BEGIN

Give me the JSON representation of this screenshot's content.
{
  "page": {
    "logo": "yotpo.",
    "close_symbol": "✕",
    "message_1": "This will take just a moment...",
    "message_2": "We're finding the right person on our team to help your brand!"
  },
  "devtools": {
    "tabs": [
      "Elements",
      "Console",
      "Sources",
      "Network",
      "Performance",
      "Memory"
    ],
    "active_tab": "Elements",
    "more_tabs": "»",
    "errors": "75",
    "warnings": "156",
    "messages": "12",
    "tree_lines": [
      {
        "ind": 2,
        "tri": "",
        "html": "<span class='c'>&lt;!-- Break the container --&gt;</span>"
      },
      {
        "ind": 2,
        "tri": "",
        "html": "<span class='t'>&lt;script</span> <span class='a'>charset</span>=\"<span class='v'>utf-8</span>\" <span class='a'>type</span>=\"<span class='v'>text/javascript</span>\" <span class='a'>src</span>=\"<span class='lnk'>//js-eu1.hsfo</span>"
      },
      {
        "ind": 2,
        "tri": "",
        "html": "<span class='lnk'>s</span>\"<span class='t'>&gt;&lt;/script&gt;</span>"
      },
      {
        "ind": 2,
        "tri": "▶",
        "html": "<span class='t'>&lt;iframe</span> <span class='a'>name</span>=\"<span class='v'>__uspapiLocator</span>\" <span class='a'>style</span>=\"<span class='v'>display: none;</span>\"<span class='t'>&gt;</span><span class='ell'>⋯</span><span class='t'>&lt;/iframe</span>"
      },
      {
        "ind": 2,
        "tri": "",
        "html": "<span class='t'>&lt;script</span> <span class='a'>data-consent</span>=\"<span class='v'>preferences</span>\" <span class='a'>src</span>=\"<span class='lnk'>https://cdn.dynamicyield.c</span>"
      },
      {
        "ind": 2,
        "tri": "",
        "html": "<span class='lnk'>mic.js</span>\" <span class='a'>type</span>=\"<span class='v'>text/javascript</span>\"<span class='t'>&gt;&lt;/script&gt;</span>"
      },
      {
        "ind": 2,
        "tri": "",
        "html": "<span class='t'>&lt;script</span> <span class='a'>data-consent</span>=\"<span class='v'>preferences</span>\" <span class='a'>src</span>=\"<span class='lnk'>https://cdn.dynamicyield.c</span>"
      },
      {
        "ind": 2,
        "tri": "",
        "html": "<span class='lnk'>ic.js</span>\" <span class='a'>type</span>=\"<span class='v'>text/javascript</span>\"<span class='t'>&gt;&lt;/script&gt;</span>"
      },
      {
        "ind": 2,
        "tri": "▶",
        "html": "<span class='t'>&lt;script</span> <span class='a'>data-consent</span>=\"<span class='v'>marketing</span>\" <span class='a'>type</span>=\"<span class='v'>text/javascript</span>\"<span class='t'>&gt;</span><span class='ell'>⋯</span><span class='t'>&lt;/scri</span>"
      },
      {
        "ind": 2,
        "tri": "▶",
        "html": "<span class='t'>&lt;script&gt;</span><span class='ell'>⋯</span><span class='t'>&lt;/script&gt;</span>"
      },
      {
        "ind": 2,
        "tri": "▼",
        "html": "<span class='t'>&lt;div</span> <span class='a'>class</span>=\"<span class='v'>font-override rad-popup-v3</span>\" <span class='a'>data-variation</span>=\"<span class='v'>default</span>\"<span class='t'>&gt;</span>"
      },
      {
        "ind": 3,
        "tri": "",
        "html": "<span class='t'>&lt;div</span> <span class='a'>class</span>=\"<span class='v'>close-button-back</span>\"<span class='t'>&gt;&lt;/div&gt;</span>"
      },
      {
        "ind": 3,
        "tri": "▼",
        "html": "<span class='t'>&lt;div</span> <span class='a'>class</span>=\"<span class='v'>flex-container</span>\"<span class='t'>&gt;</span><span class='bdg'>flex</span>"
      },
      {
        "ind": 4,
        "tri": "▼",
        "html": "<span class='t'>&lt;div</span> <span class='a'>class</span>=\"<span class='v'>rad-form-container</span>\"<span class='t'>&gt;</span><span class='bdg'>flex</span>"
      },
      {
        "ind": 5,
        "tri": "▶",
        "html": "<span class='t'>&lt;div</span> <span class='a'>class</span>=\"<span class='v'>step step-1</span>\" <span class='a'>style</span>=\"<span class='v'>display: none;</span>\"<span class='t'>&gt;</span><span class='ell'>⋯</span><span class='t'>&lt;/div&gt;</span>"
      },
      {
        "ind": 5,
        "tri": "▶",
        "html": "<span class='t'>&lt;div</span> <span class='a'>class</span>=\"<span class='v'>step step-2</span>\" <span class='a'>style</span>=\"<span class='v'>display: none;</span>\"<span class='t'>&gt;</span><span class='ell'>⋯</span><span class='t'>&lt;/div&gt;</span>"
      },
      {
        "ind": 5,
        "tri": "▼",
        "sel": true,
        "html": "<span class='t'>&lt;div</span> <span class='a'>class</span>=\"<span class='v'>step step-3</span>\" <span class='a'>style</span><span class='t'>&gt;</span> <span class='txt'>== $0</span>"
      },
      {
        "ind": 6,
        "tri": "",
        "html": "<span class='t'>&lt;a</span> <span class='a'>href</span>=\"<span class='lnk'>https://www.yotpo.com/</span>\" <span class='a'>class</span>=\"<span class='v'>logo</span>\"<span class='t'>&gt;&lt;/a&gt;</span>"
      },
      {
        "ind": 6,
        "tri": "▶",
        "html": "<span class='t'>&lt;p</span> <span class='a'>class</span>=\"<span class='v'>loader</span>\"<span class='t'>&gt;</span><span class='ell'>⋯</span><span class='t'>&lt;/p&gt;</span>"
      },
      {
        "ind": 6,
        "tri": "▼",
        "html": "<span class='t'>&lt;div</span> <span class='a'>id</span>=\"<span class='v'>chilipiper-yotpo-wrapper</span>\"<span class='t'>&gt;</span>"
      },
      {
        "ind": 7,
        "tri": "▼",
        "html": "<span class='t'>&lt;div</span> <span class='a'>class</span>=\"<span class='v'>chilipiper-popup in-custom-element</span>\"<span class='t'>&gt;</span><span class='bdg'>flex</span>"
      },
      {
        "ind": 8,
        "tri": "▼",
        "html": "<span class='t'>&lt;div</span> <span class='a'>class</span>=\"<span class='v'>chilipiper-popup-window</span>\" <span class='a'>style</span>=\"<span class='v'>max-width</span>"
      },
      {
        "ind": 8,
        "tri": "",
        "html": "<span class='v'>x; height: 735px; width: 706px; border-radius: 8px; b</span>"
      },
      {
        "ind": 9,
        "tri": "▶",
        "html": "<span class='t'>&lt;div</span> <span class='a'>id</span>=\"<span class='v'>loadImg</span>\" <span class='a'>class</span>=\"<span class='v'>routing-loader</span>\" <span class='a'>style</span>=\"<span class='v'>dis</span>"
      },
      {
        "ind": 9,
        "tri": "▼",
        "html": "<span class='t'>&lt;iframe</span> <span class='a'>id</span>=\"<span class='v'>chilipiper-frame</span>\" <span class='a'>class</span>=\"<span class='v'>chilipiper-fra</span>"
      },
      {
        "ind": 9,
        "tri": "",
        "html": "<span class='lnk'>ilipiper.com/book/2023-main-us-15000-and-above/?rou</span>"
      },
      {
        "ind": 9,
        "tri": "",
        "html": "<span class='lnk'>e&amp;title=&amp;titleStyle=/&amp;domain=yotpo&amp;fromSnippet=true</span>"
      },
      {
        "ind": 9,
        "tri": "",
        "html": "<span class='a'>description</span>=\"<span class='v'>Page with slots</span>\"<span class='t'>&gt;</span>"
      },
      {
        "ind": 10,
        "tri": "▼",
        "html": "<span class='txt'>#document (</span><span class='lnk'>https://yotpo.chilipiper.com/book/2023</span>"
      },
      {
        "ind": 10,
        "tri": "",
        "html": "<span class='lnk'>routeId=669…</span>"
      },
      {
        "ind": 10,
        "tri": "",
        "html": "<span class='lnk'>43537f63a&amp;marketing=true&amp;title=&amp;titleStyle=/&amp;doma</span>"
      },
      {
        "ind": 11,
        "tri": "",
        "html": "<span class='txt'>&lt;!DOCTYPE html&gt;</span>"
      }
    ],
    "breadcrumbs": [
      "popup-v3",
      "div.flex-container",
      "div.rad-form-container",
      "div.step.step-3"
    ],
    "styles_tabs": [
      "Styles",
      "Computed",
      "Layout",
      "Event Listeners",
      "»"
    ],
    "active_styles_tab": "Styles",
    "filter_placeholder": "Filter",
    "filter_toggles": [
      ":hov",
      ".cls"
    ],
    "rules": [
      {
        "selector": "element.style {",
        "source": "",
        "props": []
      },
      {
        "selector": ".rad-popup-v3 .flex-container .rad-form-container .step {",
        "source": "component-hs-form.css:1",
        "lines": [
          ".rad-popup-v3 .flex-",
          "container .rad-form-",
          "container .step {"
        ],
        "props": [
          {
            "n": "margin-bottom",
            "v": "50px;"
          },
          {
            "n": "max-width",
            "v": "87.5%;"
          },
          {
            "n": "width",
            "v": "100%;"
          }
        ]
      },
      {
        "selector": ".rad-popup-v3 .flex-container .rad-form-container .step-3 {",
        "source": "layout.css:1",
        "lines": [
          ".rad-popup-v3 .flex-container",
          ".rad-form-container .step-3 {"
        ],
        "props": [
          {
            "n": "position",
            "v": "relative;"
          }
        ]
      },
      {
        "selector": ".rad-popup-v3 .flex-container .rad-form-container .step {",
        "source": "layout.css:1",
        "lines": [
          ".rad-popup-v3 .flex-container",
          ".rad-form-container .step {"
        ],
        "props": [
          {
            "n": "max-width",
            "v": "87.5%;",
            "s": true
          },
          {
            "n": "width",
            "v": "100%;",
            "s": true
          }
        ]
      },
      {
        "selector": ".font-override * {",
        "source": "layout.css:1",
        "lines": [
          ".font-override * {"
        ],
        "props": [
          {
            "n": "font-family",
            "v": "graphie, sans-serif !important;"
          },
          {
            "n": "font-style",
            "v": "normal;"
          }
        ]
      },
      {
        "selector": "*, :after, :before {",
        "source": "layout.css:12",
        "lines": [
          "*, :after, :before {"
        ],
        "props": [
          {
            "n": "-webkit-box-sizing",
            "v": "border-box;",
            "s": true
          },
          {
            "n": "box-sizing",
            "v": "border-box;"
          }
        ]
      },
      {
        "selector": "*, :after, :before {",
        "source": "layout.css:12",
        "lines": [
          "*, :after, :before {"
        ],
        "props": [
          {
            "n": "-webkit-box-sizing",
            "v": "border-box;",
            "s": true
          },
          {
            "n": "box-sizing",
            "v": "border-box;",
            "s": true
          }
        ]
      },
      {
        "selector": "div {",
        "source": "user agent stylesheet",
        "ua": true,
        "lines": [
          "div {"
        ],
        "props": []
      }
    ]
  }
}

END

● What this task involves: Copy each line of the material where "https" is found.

● Answer below:
        "html": "<span class='t'>&lt;script</span> <span class='a'>data-consent</span>=\"<span class='v'>preferences</span>\" <span class='a'>src</span>=\"<span class='lnk'>https://cdn.dynamicyield.c</span>"
        "html": "<span class='t'>&lt;script</span> <span class='a'>data-consent</span>=\"<span class='v'>preferences</span>\" <span class='a'>src</span>=\"<span class='lnk'>https://cdn.dynamicyield.c</span>"
        "html": "<span class='t'>&lt;a</span> <span class='a'>href</span>=\"<span class='lnk'>https://www.yotpo.com/</span>\" <span class='a'>class</span>=\"<span class='v'>logo</span>\"<span class='t'>&gt;&lt;/a&gt;</span>"
        "html": "<span class='txt'>#document (</span><span class='lnk'>https://yotpo.chilipiper.com/book/2023</span>"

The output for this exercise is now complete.